Task prompt: Below are some records; find each line that carries the word "Second" and copy it.

Entries taken from a collection:
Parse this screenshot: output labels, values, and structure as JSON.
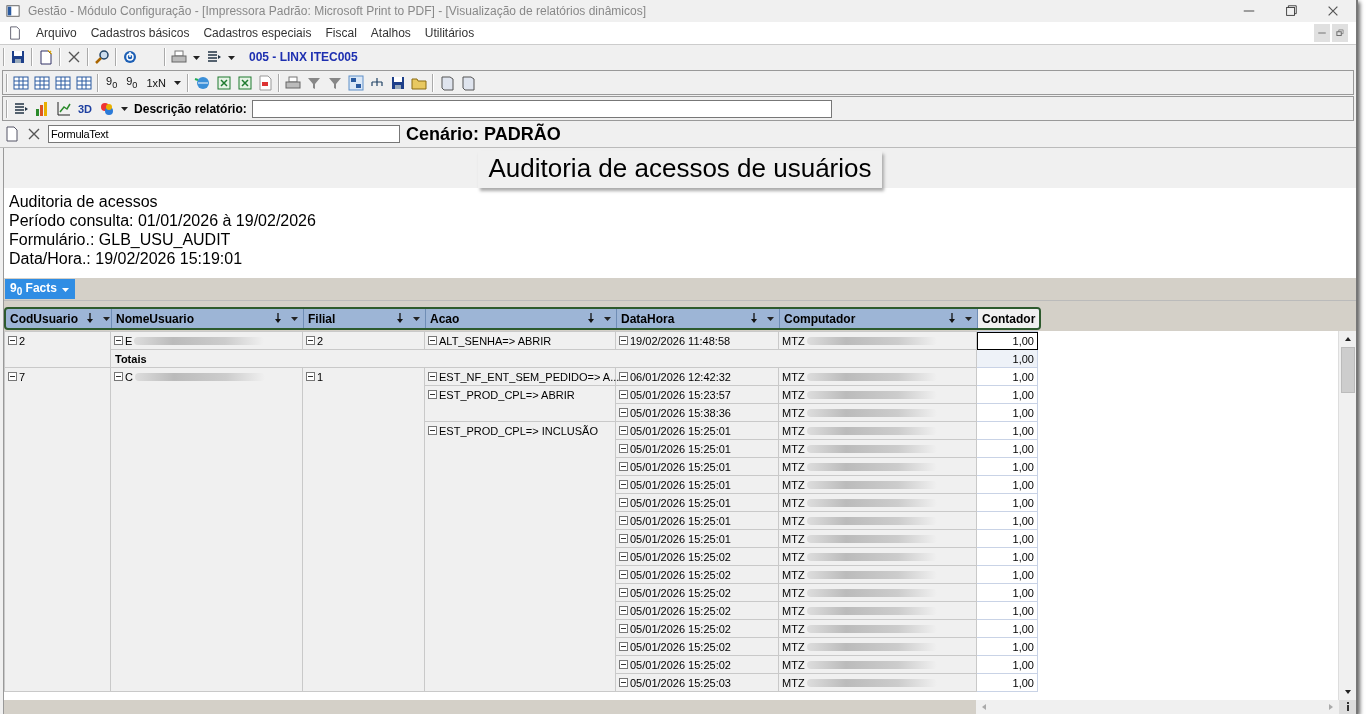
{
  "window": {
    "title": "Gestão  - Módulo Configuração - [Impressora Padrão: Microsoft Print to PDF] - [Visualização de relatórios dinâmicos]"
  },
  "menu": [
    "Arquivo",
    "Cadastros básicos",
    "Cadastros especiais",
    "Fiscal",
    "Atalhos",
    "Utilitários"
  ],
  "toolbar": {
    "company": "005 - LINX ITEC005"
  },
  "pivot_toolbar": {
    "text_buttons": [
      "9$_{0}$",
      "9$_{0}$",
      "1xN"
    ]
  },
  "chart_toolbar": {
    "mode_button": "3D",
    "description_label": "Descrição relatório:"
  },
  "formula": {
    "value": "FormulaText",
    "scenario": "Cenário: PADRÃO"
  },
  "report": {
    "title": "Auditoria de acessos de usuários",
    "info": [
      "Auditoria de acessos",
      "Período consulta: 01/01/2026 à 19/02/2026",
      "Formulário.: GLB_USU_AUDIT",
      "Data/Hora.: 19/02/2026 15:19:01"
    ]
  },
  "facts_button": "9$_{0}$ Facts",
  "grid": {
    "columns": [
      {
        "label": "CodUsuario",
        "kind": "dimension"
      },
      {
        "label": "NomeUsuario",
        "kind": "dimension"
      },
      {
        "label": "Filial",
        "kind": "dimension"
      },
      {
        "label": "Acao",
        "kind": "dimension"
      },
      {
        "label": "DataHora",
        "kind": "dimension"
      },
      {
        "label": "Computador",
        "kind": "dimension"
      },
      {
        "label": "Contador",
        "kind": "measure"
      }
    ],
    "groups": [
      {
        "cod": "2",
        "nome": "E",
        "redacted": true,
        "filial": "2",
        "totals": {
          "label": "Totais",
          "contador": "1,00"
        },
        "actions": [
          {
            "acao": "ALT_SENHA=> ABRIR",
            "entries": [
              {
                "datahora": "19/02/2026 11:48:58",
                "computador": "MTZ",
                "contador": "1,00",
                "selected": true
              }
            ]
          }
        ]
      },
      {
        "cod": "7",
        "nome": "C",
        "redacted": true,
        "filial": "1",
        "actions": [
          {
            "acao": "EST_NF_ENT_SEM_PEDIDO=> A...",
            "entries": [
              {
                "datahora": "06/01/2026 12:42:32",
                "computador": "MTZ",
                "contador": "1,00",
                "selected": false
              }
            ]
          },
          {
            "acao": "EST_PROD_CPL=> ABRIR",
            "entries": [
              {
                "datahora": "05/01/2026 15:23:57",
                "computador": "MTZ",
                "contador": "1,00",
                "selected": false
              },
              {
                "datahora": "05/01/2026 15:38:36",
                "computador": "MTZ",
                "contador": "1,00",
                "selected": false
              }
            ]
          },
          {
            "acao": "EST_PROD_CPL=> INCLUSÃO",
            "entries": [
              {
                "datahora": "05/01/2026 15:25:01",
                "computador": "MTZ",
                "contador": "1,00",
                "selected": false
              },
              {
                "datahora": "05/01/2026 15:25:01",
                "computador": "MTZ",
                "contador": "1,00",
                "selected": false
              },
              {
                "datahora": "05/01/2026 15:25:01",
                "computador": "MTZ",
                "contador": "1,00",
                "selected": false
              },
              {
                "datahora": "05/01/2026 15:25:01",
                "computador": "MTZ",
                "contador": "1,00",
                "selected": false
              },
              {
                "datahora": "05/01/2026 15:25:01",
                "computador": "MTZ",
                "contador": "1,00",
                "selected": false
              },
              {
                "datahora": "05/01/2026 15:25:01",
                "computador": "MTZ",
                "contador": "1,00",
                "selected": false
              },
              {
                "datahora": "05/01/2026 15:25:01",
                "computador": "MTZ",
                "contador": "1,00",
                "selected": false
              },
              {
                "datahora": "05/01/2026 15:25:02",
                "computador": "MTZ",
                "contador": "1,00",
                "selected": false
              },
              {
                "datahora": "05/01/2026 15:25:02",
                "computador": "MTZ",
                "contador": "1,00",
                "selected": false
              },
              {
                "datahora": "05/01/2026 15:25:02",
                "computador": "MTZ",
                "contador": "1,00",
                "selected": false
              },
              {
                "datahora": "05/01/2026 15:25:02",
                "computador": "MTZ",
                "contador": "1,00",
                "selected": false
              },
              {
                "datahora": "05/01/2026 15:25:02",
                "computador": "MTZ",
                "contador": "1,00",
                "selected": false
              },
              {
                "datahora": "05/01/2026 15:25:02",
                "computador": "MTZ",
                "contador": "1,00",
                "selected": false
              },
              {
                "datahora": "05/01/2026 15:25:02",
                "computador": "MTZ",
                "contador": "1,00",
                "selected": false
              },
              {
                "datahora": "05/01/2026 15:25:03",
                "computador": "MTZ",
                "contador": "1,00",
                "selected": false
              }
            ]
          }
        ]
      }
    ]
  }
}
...
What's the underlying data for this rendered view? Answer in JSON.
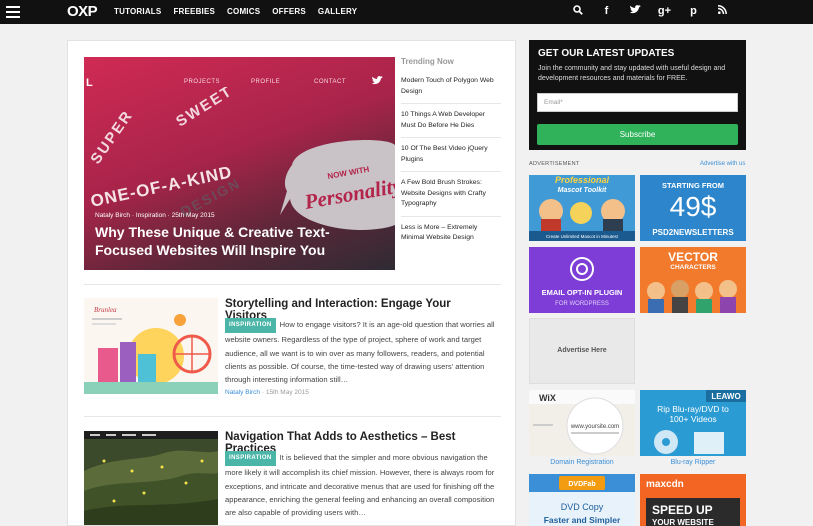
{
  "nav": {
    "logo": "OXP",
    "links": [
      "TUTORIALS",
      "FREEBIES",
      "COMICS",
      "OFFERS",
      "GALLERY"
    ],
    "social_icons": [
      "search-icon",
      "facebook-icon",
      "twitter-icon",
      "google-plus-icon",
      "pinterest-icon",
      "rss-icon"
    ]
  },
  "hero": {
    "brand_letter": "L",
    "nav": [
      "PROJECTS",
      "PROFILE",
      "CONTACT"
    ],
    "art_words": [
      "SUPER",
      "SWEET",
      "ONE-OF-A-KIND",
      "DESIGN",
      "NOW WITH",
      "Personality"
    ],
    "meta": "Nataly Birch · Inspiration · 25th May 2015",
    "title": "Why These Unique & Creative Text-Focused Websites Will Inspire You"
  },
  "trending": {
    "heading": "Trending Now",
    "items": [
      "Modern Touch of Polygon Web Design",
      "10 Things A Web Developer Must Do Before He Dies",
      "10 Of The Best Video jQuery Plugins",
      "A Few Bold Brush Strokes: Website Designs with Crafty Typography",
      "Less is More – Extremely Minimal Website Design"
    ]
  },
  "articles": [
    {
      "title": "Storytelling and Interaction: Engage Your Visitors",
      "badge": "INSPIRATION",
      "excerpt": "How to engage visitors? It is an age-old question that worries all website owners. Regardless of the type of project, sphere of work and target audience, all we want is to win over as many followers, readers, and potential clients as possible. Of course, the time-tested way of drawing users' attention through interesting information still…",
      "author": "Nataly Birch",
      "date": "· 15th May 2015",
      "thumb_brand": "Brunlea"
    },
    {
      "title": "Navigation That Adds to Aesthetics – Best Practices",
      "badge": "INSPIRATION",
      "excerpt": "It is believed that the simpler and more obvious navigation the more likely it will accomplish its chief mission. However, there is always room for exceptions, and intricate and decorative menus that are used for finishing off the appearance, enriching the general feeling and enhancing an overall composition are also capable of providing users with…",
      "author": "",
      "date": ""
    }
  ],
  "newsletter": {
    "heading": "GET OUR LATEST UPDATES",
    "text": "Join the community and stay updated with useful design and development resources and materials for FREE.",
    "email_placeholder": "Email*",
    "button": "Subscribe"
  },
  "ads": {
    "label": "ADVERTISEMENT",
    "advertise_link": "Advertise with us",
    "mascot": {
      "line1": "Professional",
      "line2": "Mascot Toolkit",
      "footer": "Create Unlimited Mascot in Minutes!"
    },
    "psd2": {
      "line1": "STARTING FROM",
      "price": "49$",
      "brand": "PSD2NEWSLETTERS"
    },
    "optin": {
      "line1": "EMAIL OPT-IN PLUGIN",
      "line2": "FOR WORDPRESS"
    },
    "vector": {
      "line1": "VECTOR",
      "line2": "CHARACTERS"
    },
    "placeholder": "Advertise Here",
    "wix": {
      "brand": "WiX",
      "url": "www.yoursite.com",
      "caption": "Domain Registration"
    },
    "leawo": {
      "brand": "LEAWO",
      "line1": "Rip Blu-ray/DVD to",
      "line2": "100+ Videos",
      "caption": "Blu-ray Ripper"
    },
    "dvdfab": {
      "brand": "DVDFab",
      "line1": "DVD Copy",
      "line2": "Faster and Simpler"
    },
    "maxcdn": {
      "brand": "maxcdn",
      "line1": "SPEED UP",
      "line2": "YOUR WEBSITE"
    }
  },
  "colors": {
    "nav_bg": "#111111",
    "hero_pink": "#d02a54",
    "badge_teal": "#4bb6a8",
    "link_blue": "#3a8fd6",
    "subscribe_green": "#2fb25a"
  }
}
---
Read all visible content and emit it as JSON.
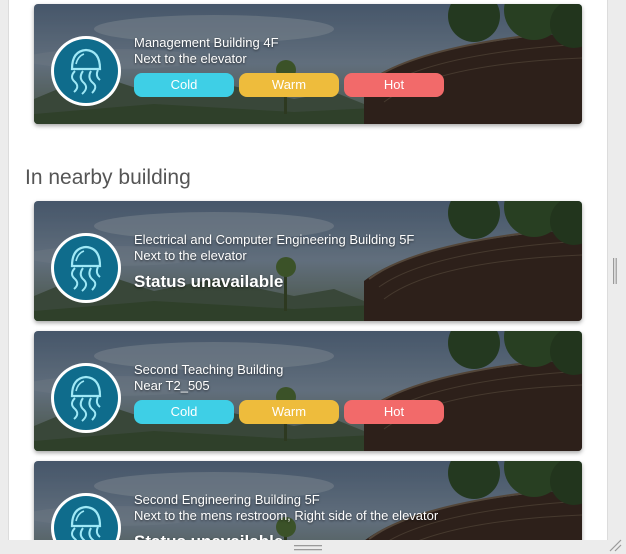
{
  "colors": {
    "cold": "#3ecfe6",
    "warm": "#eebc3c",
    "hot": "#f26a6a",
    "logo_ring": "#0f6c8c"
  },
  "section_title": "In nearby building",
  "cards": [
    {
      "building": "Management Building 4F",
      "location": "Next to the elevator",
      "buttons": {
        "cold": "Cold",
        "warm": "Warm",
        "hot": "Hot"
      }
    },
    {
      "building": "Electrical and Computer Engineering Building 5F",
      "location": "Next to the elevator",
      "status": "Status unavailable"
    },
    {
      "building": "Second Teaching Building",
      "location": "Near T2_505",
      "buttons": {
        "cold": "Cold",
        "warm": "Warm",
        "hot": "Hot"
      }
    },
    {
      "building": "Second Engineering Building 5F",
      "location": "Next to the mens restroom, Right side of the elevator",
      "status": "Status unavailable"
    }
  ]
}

Answer to the problem:
      "building": "Second Teaching Building",
      "building": "Second Engineering Building 5F",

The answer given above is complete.